#### [Exercise]
Copy every line of the records exactly, without including the images.

[Records excerpted from a collection]
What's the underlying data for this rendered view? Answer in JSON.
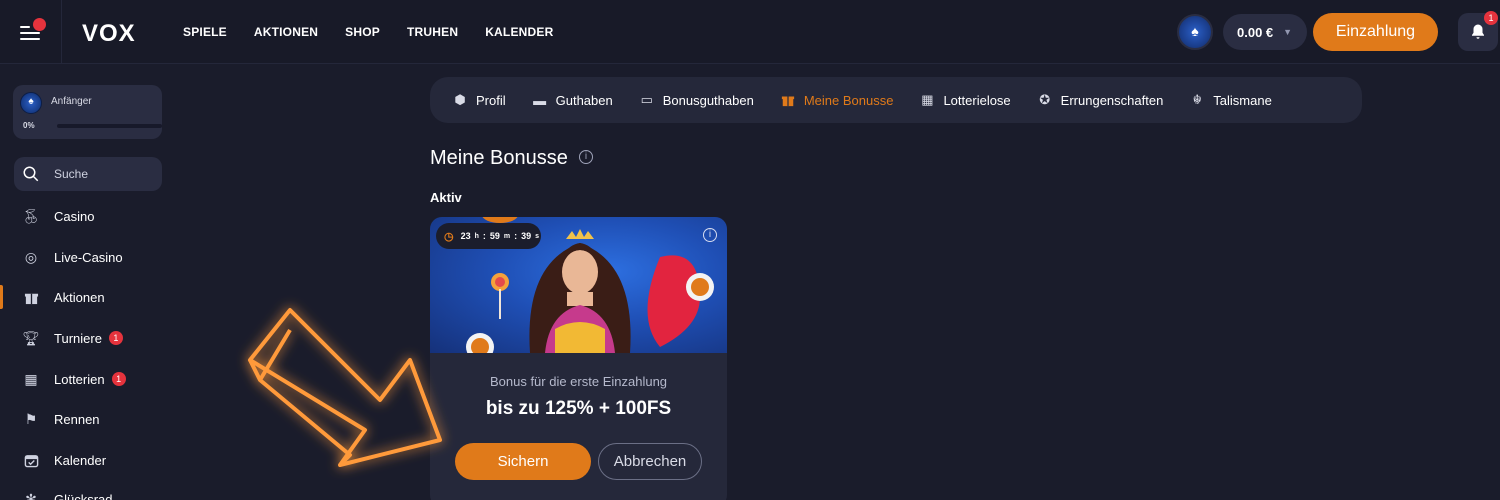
{
  "header": {
    "logo": "VOX",
    "nav": [
      "SPIELE",
      "AKTIONEN",
      "SHOP",
      "TRUHEN",
      "KALENDER"
    ],
    "balance": "0.00 €",
    "deposit_label": "Einzahlung",
    "notifications_count": "1"
  },
  "sidebar": {
    "rank": {
      "name": "Anfänger",
      "progress_label": "0%",
      "progress": 0
    },
    "search_placeholder": "Suche",
    "items": [
      {
        "label": "Casino",
        "icon": "cherry-icon",
        "badge": ""
      },
      {
        "label": "Live-Casino",
        "icon": "chip-icon",
        "badge": ""
      },
      {
        "label": "Aktionen",
        "icon": "gift-icon",
        "badge": ""
      },
      {
        "label": "Turniere",
        "icon": "trophy-icon",
        "badge": "1"
      },
      {
        "label": "Lotterien",
        "icon": "lottery-icon",
        "badge": "1"
      },
      {
        "label": "Rennen",
        "icon": "checkered-flag-icon",
        "badge": ""
      },
      {
        "label": "Kalender",
        "icon": "calendar-icon",
        "badge": ""
      },
      {
        "label": "Glücksrad",
        "icon": "wheel-icon",
        "badge": ""
      }
    ]
  },
  "tabs": [
    {
      "label": "Profil",
      "icon": "profile-icon"
    },
    {
      "label": "Guthaben",
      "icon": "wallet-icon"
    },
    {
      "label": "Bonusguthaben",
      "icon": "bonus-wallet-icon"
    },
    {
      "label": "Meine Bonusse",
      "icon": "gift-icon"
    },
    {
      "label": "Lotterielose",
      "icon": "ticket-icon"
    },
    {
      "label": "Errungenschaften",
      "icon": "medal-icon"
    },
    {
      "label": "Talismane",
      "icon": "talisman-icon"
    }
  ],
  "main": {
    "title": "Meine Bonusse",
    "section": "Aktiv",
    "bonus": {
      "timer": {
        "h": "23",
        "h_unit": "h",
        "m": "59",
        "m_unit": "m",
        "s": "39",
        "s_unit": "s"
      },
      "subtitle": "Bonus für die erste Einzahlung",
      "offer": "bis zu 125% + 100FS",
      "claim_label": "Sichern",
      "cancel_label": "Abbrechen"
    }
  },
  "colors": {
    "accent": "#e07a1a",
    "background": "#1a1c2b",
    "panel": "#25283a",
    "badge": "#e5333d"
  }
}
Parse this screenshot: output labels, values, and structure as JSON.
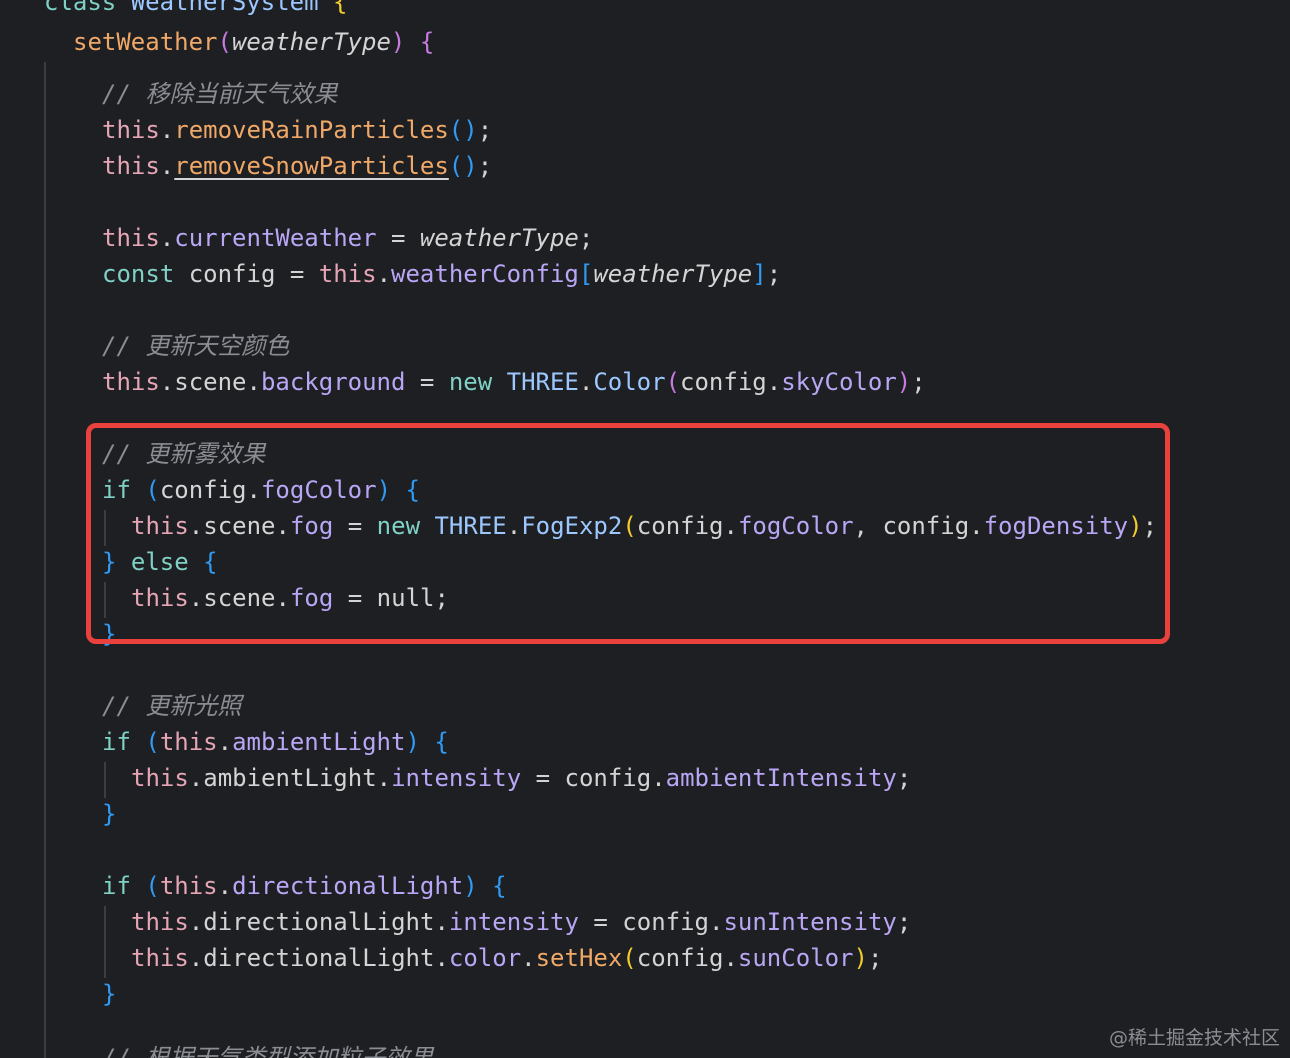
{
  "code": {
    "class_keyword": "class",
    "class_name": "WeatherSystem",
    "method_name": "setWeather",
    "param_name": "weatherType",
    "comment_remove": "// 移除当前天气效果",
    "remove_rain": "removeRainParticles",
    "remove_snow": "removeSnowParticles",
    "current_weather": "currentWeather",
    "weather_config": "weatherConfig",
    "comment_sky": "// 更新天空颜色",
    "scene": "scene",
    "background": "background",
    "three": "THREE",
    "color_cls": "Color",
    "config": "config",
    "sky_color": "skyColor",
    "comment_fog": "// 更新雾效果",
    "fog_color": "fogColor",
    "fog": "fog",
    "fog_exp2": "FogExp2",
    "fog_density": "fogDensity",
    "null_kw": "null",
    "comment_light": "// 更新光照",
    "ambient_light": "ambientLight",
    "intensity": "intensity",
    "ambient_intensity": "ambientIntensity",
    "directional_light": "directionalLight",
    "sun_intensity": "sunIntensity",
    "color_prop": "color",
    "set_hex": "setHex",
    "sun_color": "sunColor",
    "comment_partial": "// 根据天气类型添加粒子效果",
    "kw_this": "this",
    "kw_const": "const",
    "kw_new": "new",
    "kw_if": "if",
    "kw_else": "else"
  },
  "watermark": "@稀土掘金技术社区",
  "colors": {
    "background": "#1e1f22",
    "highlight_border": "#e8413e",
    "this_keyword": "#e6a5b4",
    "method": "#f0a868",
    "property": "#b9a6f5",
    "keyword": "#7fd1c6",
    "comment": "#8a8d93",
    "bracket_blue": "#2f9bf5",
    "bracket_purple": "#c67be0",
    "bracket_yellow": "#f2cc2c"
  }
}
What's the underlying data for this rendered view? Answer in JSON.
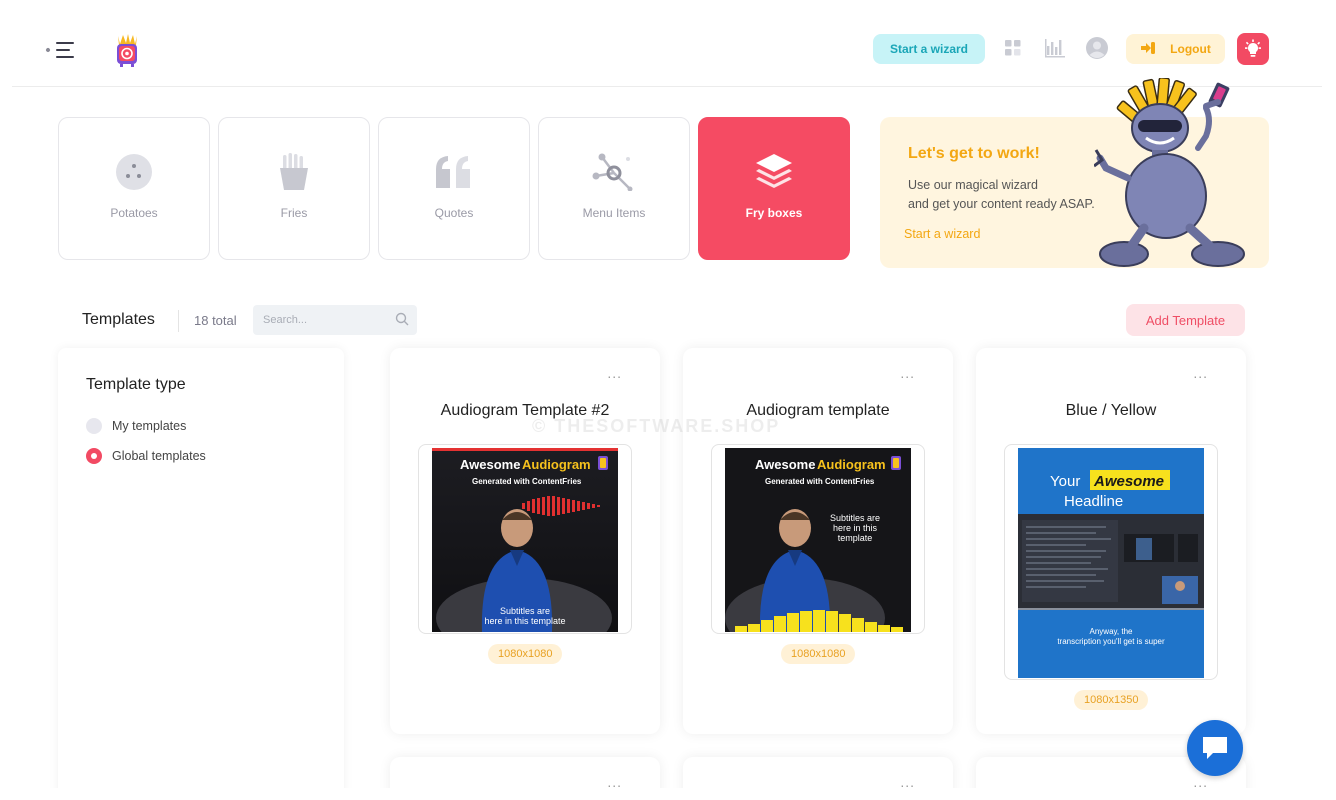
{
  "header": {
    "wizard_label": "Start a wizard",
    "logout_label": "Logout"
  },
  "categories": [
    {
      "label": "Potatoes",
      "icon": "potato-icon",
      "active": false
    },
    {
      "label": "Fries",
      "icon": "fries-icon",
      "active": false
    },
    {
      "label": "Quotes",
      "icon": "quote-icon",
      "active": false
    },
    {
      "label": "Menu Items",
      "icon": "nodes-icon",
      "active": false
    },
    {
      "label": "Fry boxes",
      "icon": "layers-icon",
      "active": true
    }
  ],
  "promo": {
    "title": "Let's get to work!",
    "line1": "Use our magical wizard",
    "line2": "and get your content ready ASAP.",
    "link": "Start a wizard"
  },
  "templates": {
    "title": "Templates",
    "count": "18 total",
    "search_placeholder": "Search...",
    "add_label": "Add Template"
  },
  "filter": {
    "title": "Template type",
    "options": [
      {
        "label": "My templates",
        "selected": false
      },
      {
        "label": "Global templates",
        "selected": true
      }
    ]
  },
  "cards": [
    {
      "title": "Audiogram Template #2",
      "size": "1080x1080",
      "thumb": {
        "headline_a": "Awesome",
        "headline_b": "Audiogram",
        "sub": "Generated with ContentFries",
        "caption1": "Subtitles are",
        "caption2": "here in this template"
      }
    },
    {
      "title": "Audiogram template",
      "size": "1080x1080",
      "thumb": {
        "headline_a": "Awesome",
        "headline_b": "Audiogram",
        "sub": "Generated with ContentFries",
        "caption1": "Subtitles are",
        "caption2": "here in this",
        "caption3": "template"
      }
    },
    {
      "title": "Blue / Yellow",
      "size": "1080x1350",
      "thumb": {
        "headline_a": "Your",
        "headline_b": "Awesome",
        "headline_c": "Headline",
        "caption1": "Anyway, the",
        "caption2": "transcription you'll get is super"
      }
    }
  ],
  "watermark": "© THESOFTWARE.SHOP",
  "colors": {
    "accent": "#f54b63",
    "wizard": "#c7f3f7",
    "logout": "#fff3d6",
    "promo": "#fff5df",
    "chat": "#1b6fd8"
  }
}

#### [Exercise result]
What's the underlying data for this rendered view? Answer in JSON.
{
  "header": {
    "logo": "VOX",
    "nav": [
      "SPIELE",
      "AKTIONEN",
      "SHOP",
      "TRUHEN",
      "KALENDER"
    ],
    "balance": "0.00 €",
    "deposit_label": "Einzahlung",
    "notifications_count": "1"
  },
  "sidebar": {
    "rank": {
      "name": "Anfänger",
      "progress_label": "0%",
      "progress": 0
    },
    "search_placeholder": "Suche",
    "items": [
      {
        "label": "Casino",
        "icon": "cherry-icon",
        "badge": ""
      },
      {
        "label": "Live-Casino",
        "icon": "chip-icon",
        "badge": ""
      },
      {
        "label": "Aktionen",
        "icon": "gift-icon",
        "badge": ""
      },
      {
        "label": "Turniere",
        "icon": "trophy-icon",
        "badge": "1"
      },
      {
        "label": "Lotterien",
        "icon": "lottery-icon",
        "badge": "1"
      },
      {
        "label": "Rennen",
        "icon": "checkered-flag-icon",
        "badge": ""
      },
      {
        "label": "Kalender",
        "icon": "calendar-icon",
        "badge": ""
      },
      {
        "label": "Glücksrad",
        "icon": "wheel-icon",
        "badge": ""
      }
    ]
  },
  "tabs": [
    {
      "label": "Profil",
      "icon": "profile-icon"
    },
    {
      "label": "Guthaben",
      "icon": "wallet-icon"
    },
    {
      "label": "Bonusguthaben",
      "icon": "bonus-wallet-icon"
    },
    {
      "label": "Meine Bonusse",
      "icon": "gift-icon"
    },
    {
      "label": "Lotterielose",
      "icon": "ticket-icon"
    },
    {
      "label": "Errungenschaften",
      "icon": "medal-icon"
    },
    {
      "label": "Talismane",
      "icon": "talisman-icon"
    }
  ],
  "main": {
    "title": "Meine Bonusse",
    "section": "Aktiv",
    "bonus": {
      "timer": {
        "h": "23",
        "h_unit": "h",
        "m": "59",
        "m_unit": "m",
        "s": "39",
        "s_unit": "s"
      },
      "subtitle": "Bonus für die erste Einzahlung",
      "offer": "bis zu 125% + 100FS",
      "claim_label": "Sichern",
      "cancel_label": "Abbrechen"
    }
  },
  "colors": {
    "accent": "#e07a1a",
    "background": "#1a1c2b",
    "panel": "#25283a",
    "badge": "#e5333d"
  }
}
Parse this screenshot: output labels, values, and structure as JSON.
{
  "code": {
    "class_keyword": "class",
    "class_name": "WeatherSystem",
    "method_name": "setWeather",
    "param_name": "weatherType",
    "comment_remove": "// 移除当前天气效果",
    "remove_rain": "removeRainParticles",
    "remove_snow": "removeSnowParticles",
    "current_weather": "currentWeather",
    "weather_config": "weatherConfig",
    "comment_sky": "// 更新天空颜色",
    "scene": "scene",
    "background": "background",
    "three": "THREE",
    "color_cls": "Color",
    "config": "config",
    "sky_color": "skyColor",
    "comment_fog": "// 更新雾效果",
    "fog_color": "fogColor",
    "fog": "fog",
    "fog_exp2": "FogExp2",
    "fog_density": "fogDensity",
    "null_kw": "null",
    "comment_light": "// 更新光照",
    "ambient_light": "ambientLight",
    "intensity": "intensity",
    "ambient_intensity": "ambientIntensity",
    "directional_light": "directionalLight",
    "sun_intensity": "sunIntensity",
    "color_prop": "color",
    "set_hex": "setHex",
    "sun_color": "sunColor",
    "comment_partial": "// 根据天气类型添加粒子效果",
    "kw_this": "this",
    "kw_const": "const",
    "kw_new": "new",
    "kw_if": "if",
    "kw_else": "else"
  },
  "watermark": "@稀土掘金技术社区",
  "colors": {
    "background": "#1e1f22",
    "highlight_border": "#e8413e",
    "this_keyword": "#e6a5b4",
    "method": "#f0a868",
    "property": "#b9a6f5",
    "keyword": "#7fd1c6",
    "comment": "#8a8d93",
    "bracket_blue": "#2f9bf5",
    "bracket_purple": "#c67be0",
    "bracket_yellow": "#f2cc2c"
  }
}
What's the underlying data for this rendered view? Answer in JSON.
{
  "header": {
    "wizard_label": "Start a wizard",
    "logout_label": "Logout"
  },
  "categories": [
    {
      "label": "Potatoes",
      "icon": "potato-icon",
      "active": false
    },
    {
      "label": "Fries",
      "icon": "fries-icon",
      "active": false
    },
    {
      "label": "Quotes",
      "icon": "quote-icon",
      "active": false
    },
    {
      "label": "Menu Items",
      "icon": "nodes-icon",
      "active": false
    },
    {
      "label": "Fry boxes",
      "icon": "layers-icon",
      "active": true
    }
  ],
  "promo": {
    "title": "Let's get to work!",
    "line1": "Use our magical wizard",
    "line2": "and get your content ready ASAP.",
    "link": "Start a wizard"
  },
  "templates": {
    "title": "Templates",
    "count": "18 total",
    "search_placeholder": "Search...",
    "add_label": "Add Template"
  },
  "filter": {
    "title": "Template type",
    "options": [
      {
        "label": "My templates",
        "selected": false
      },
      {
        "label": "Global templates",
        "selected": true
      }
    ]
  },
  "cards": [
    {
      "title": "Audiogram Template #2",
      "size": "1080x1080",
      "thumb": {
        "headline_a": "Awesome",
        "headline_b": "Audiogram",
        "sub": "Generated with ContentFries",
        "caption1": "Subtitles are",
        "caption2": "here in this template"
      }
    },
    {
      "title": "Audiogram template",
      "size": "1080x1080",
      "thumb": {
        "headline_a": "Awesome",
        "headline_b": "Audiogram",
        "sub": "Generated with ContentFries",
        "caption1": "Subtitles are",
        "caption2": "here in this",
        "caption3": "template"
      }
    },
    {
      "title": "Blue / Yellow",
      "size": "1080x1350",
      "thumb": {
        "headline_a": "Your",
        "headline_b": "Awesome",
        "headline_c": "Headline",
        "caption1": "Anyway, the",
        "caption2": "transcription you'll get is super"
      }
    }
  ],
  "watermark": "© THESOFTWARE.SHOP",
  "colors": {
    "accent": "#f54b63",
    "wizard": "#c7f3f7",
    "logout": "#fff3d6",
    "promo": "#fff5df",
    "chat": "#1b6fd8"
  }
}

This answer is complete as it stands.